    Everyone involved in the production had a blast doing it. I loved every minute of it but I don’t think it’s coming back.
     
  5. Back in 2009, you wrote an article about the new breed of vampire being made popular by the Twilight series. In that article, you alluded to being blindsided by the vampire phenomenon because you were so busy pondering the popularity of zombies. Well, now it seems we’re back to zombies again with The Walking Dead. What is it about zombies, and particularly the story being told in The Walking Dead, that’s resonating on such a huge level?
    I honestly do not know what is so alluring about zombies. The horror genre in its many forms has always been a reflection of our collective social anxiety about whatever happens to be in the headlines at the time. Each monster is a sort of Jungian archetype for the sorts of things that we fear in the real world but the zombie is probably the most generic of all the creatures in horror. You can attach it to anything and its relevant. Want to make a movie that examines the social ramifications of American immigration policy? Throw some zombies in it and set it on the Arizona border. Want to key into everyone’s fear of pandemic disease? Have I got a monster for you! Class war? Zombies. Consumerism? Zombies.

    Zombies, no matter how popular they got, were always restrained to horror circles. Even after the monster mainstreamed with Shaun of the Dead. The public really got excited about zombies after that but they still didn’t rise to the status that they have now.

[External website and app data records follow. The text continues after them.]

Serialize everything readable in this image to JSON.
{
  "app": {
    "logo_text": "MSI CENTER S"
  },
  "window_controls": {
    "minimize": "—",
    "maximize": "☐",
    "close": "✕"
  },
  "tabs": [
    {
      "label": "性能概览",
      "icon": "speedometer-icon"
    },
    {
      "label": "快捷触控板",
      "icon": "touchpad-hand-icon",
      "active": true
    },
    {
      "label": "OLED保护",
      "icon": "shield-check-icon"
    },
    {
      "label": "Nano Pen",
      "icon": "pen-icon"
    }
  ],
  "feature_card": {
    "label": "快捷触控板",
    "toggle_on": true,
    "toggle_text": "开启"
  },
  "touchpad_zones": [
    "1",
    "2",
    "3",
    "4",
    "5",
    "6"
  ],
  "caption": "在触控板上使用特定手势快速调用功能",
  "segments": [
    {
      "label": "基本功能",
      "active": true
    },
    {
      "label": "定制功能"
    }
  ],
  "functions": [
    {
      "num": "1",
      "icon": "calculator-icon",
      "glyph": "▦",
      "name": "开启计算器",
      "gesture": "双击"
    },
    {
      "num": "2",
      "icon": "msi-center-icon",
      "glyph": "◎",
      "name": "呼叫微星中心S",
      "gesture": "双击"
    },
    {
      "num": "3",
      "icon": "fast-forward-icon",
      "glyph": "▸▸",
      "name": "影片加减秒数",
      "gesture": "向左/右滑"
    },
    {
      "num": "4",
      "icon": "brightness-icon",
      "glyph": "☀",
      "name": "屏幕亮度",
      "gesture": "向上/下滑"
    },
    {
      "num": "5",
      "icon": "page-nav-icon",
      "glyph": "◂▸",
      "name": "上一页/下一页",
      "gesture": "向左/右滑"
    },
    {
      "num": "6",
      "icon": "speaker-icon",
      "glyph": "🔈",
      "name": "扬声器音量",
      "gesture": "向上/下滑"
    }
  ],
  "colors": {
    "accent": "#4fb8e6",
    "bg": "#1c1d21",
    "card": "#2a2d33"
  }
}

The Walking Dead is probably the greatest yard stick for measuring the aforementioned public anxiety, though. That show got huge god damn numbers! Bigger than Mad Men! It set records. More people watched it than any other basic cable show before it and it maintained those numbers throughout its 6 episode run. That’s freakin’ remarkable! There was so much hype beforehand during Comic Con and in the run up to the premier and it didn’t lose steam even after the premier, which is usually what happens. Regular people, it seems, are ready for zombies which may or may not be a good thing. The Walking Dead succeeded because it was a typically sophisticated AMC production matched with horror and it didn’t skimp on the gore. Every episode of that show was a hard R rating. It was remarkable. It opened the door for more horror on TV, which almost always fails spectacularly (Masters of Horror, Fear Itself) and it also made people more receptive to comics on TV. The Walking Dead finally gave traction to the Powers show and a couple other comic shows are back in production mode like Sandman and Fables.

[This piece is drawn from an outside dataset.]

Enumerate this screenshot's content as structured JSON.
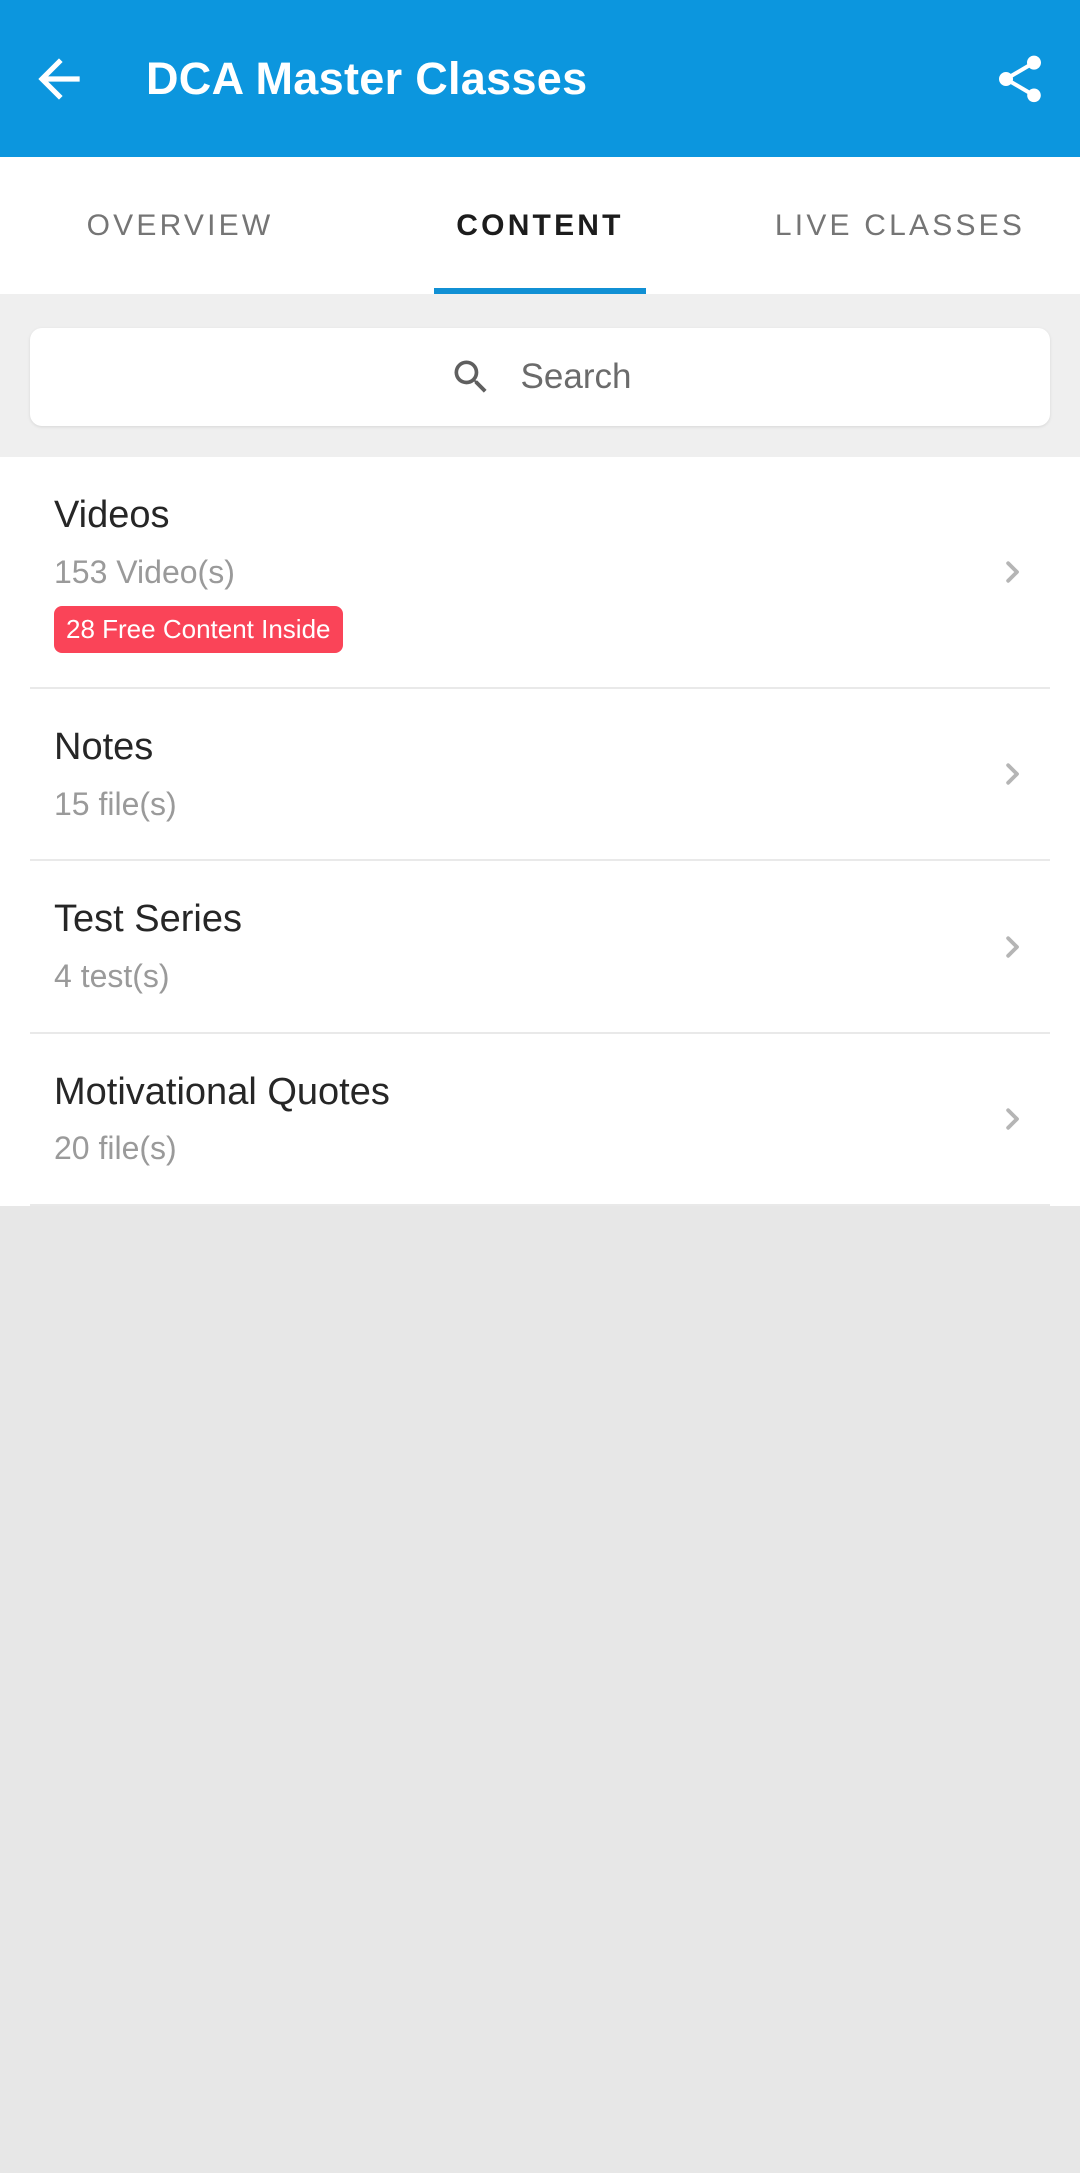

    Why the public is so hung up on zombies, though, I can’t say. For that many people to tap into the show and start buying up back issues (Walking Dead #1 recently sold on Ebay for $1,000) indicates that even more people than before are seeing something relevant in zombies and apocalyptic fiction that they see out here in the real world and I’m not sure I can blame them. It feels like we’ve been teetering on the brink since the Bush administration, not to politicize this or anything, and zombies are an adequate stand-in for all the fear that we feel about pretty much everything in the United States right now. Everyone is on edge about everything and a show like The Walking Dead takes those fears and puts them at arm’s length so we can examine and process them from a safe distance. I guess The Walking Dead became a sort of group therapy for 6 million viewers plus all the people downloading it off the Internet.

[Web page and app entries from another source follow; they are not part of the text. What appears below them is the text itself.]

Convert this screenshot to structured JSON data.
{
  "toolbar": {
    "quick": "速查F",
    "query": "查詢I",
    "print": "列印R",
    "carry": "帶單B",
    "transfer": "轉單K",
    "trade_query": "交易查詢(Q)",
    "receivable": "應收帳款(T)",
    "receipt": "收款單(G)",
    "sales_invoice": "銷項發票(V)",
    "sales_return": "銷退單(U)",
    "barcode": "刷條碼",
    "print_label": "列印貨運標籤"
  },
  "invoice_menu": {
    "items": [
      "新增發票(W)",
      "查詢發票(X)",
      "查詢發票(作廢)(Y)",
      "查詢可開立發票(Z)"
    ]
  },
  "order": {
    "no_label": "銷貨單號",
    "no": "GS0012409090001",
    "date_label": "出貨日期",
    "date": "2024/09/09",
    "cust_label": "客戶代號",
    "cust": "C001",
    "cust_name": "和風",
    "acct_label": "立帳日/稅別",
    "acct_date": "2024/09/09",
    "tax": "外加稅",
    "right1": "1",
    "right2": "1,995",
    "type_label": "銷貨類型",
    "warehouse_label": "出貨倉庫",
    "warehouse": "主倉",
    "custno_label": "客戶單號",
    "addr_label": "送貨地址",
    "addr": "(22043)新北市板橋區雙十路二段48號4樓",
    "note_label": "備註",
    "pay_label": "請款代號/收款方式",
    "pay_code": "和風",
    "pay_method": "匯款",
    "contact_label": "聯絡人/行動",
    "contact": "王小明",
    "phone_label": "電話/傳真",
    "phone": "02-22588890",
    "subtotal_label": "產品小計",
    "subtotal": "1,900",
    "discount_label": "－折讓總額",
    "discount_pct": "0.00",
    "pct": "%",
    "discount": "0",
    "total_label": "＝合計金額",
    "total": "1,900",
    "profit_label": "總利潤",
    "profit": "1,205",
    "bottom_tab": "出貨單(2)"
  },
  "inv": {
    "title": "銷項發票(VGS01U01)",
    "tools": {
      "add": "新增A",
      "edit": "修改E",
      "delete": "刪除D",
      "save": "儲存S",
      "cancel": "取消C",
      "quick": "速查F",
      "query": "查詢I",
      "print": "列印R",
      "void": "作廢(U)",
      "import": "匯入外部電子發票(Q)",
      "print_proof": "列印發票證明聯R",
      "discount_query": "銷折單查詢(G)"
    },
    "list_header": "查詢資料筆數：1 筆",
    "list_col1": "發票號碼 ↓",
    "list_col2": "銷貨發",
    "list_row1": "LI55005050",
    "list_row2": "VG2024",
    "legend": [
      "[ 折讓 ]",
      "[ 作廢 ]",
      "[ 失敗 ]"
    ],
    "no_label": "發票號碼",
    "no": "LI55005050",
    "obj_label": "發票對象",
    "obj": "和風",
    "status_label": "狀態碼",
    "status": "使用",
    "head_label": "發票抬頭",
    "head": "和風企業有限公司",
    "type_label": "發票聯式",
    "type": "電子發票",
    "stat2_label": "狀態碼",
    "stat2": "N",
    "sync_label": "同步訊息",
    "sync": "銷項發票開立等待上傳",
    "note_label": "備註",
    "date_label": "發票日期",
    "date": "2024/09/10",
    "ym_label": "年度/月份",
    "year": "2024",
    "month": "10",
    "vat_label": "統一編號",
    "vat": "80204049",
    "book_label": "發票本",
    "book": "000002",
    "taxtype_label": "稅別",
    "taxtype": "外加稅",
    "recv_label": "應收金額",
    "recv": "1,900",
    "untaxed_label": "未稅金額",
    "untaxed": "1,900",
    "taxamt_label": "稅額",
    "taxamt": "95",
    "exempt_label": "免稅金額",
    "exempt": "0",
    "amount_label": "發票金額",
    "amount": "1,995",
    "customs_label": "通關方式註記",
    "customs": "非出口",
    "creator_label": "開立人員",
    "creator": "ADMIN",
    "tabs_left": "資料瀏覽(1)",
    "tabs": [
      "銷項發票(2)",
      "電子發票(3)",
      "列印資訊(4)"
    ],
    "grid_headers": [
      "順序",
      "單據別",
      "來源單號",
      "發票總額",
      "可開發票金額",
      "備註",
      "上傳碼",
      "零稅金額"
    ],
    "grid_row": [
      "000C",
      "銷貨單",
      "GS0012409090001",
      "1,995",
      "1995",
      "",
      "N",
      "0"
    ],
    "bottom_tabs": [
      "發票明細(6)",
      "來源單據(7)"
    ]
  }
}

    Personally, I had my problems with it. I thought the first couple of episodes were killer but the later episodes lost steam and descended into soapy melodrama. I also wasn’t crazy about how far off-script it went. I’m fine with it taking creative liberties and sifting out certain characters but it was unrecognizable in the end. The cast was too big and they really telegraphed who in the show was a red shirt. Here’s hoping it finds its way back in season two. Apparently, though, I’m in the minority on this one. The viewership really flocked to it for the metaphor outlined above but the real hook was that the cast resembled average people. They weren’t super heroes, they were people you know in your real life and that lends a lot of credibility your fantasy if you don’t feel so far removed from the protagonists.